==== Exercise data ====

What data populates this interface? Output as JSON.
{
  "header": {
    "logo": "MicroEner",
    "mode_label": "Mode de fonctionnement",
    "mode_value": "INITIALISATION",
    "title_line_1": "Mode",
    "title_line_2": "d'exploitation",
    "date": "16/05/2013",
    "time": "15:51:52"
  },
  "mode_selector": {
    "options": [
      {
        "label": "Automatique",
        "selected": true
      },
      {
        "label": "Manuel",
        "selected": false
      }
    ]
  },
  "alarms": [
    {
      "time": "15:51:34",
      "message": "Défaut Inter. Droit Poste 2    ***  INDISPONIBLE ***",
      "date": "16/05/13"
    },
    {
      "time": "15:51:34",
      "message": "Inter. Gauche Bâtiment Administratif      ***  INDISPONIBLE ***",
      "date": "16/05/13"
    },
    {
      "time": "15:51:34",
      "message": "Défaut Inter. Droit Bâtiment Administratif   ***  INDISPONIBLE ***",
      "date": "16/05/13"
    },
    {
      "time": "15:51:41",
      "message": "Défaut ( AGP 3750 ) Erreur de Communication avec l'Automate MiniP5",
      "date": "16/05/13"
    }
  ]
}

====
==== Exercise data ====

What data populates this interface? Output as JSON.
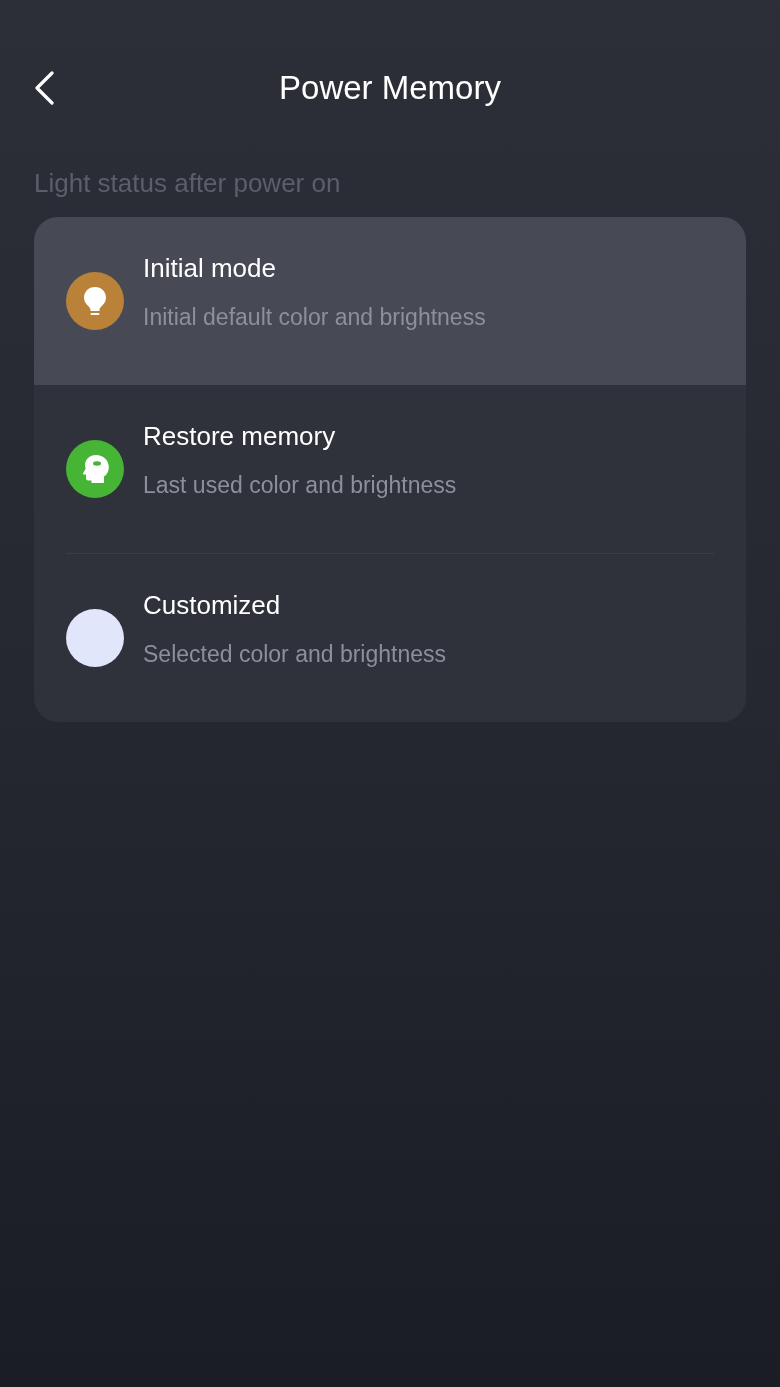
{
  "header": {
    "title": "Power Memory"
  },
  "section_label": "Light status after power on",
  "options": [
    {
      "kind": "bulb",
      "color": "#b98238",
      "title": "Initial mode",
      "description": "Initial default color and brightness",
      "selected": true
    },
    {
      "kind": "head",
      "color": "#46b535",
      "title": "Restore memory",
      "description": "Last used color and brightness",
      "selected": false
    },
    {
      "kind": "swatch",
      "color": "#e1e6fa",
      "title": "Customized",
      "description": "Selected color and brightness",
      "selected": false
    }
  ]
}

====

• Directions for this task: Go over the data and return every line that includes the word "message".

• Output of the exercise:
      "message": "Défaut Inter. Droit Poste 2    ***  INDISPONIBLE ***",
      "message": "Inter. Gauche Bâtiment Administratif      ***  INDISPONIBLE ***",
      "message": "Défaut Inter. Droit Bâtiment Administratif   ***  INDISPONIBLE ***",
      "message": "Défaut ( AGP 3750 ) Erreur de Communication avec l'Automate MiniP5",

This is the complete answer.